▶ [AIM OF THE EXERCISE] List all lines of the data containing the word "this".

(Collected data)

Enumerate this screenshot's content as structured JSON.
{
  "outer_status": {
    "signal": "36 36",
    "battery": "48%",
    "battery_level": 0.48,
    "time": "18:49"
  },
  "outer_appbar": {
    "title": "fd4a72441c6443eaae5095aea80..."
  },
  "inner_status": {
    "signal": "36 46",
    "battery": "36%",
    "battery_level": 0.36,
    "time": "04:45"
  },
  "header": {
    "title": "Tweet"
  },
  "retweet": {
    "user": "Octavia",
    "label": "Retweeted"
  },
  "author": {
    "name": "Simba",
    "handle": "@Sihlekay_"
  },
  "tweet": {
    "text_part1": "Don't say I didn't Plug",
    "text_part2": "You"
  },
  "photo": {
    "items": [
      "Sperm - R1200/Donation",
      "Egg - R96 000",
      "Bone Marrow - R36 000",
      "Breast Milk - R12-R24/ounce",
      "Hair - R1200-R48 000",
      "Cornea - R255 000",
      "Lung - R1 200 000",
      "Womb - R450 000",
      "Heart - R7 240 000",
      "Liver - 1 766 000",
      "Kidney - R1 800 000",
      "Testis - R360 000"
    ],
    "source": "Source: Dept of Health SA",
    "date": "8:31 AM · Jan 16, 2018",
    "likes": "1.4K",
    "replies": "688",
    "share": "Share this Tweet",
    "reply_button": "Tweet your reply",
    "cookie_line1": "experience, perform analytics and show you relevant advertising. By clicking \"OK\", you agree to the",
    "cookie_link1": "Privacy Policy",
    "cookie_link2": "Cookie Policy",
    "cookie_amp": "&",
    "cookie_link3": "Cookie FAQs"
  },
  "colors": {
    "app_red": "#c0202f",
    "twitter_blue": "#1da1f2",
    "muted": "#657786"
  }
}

▶ [PROBLEM SOLUTION]
Enumerate this screenshot's content as structured JSON.
    "share": "Share this Tweet",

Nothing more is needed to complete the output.